Shocking instances of police violence were recorded or reported amidst protests that saw heavy police presence and mass arrests. Lightfoot urged protesters who were mistreated by police to report misconduct. More than 250 complaints were filed against the Chicago Police Department, many of them from protesters, Block Club Chicago reported. Civil rights and community groups asked the court-appointed monitor overseeing CPD reforms to investigate and report on allegations that officers abused protesters. The Chicago Reporter detailed how at least one officer is being investigated for covering up his badge number and name tag during protests. Arrestees also allege that they were denied access to attorneys, Injustice Watch reports.
On a national level, Illinois Attorney General Kwame Raoul is leading a coalition urging Congress to give them broader authority to investigate unconstitutional policing, citing the cases of Floyd, Taylor and McDonald.
Getting cops out of schools
We protest police in the streets, so why do we let police in our schools?
There’s a renewed push to remove police officers from Chicago schools following Minneapolis Public Schools’ decision to end its contract with the Minneapolis Police Department. CPS teacher Dave Stieber comments on the motivations for placing law enforcement in under-resourced schools and its impact on black students. A CPS community protest in Lincoln Park demanded the city defund CPD, an idea Lightfoot called “irresponsible” as police abolitionist organizers find fuel at ongoing protests, Chicago Reader reports. Kanye West attended a protest Thursday night against the district’s $33 million contract with CPD, organized by activist Ja’Mal Green.
A steeper recovery for businesses reopening in poor areas
Lightfoot said businesses and restaurants were eager to begin the reopening process as scheduled Wednesday after widespread looting, but businesses in underserved neighborhoods, many already reeling from pandemic closures, will face a steeper climb to recovery. Minority-businesses are less likely to be protected by adequate insurance policies. WBEZ profiles a stretch of West Garfield Park that was one of the hardest-hit streets during riots in 1968 now recovering from vandalism, looting and arson from the weekend. The Illinois Legislative Black Caucus is asking Prtizker to free up spending to help African American communities rebuild from both the COVID-19 pandemic and the looting.
Racial tensions confronted as protests spread across the city

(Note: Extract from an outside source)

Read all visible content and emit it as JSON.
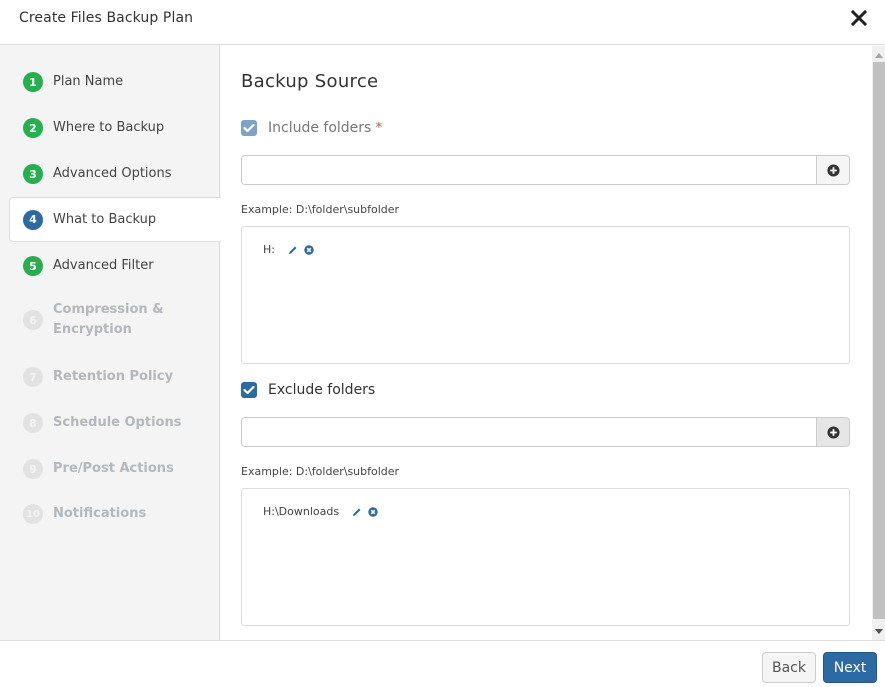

Large peaceful demonstrations carried on in multiple neighborhoods all over Chicago and the suburbs this week but brought new reports of police misconduct. Community groups staged unifying marches and rallies in response to reports that black people were being violently targeted in Latino neighborhoods. In Bridgeport, residents say bat-wielding vigilantes are terrorizing peaceful protestors in the neighborhood.
What’s open in your region of Illinois’ coronavirus plan?
Testing urged amid concerns of protests as super spreaders
With more large scale protests expected this weekend, officials fear that this week’s events will lead to a surge in COVID-19 cases just as the city and state advance in their reopening plans. Dr. Allison Arwady, who leads the Chicago Department of Public Health, urged protesters to self-quarantine for 14 days, especially if they weren’t wearing a mask, and state officials expanded free testing to anyone regardless of symptoms, urging anyone who participated in demonstrations this week to be tested.
You can see details and demographics of confirmed coronavirus cases in your ZIP code and state and county-level data on COVID-19 infections and deaths with The Chicago Reporter’s interactive trackers.
Rest in power
Beloved Chicago civil rights leader Conrad Worrill, who walked in the Million Man March, died Wednesday at 78. The writer, educator and former talk show host at Chicago’s WVON radio station was a founding member of the Black United Fund of Illinois.
Josh McGhee contributed to this piece.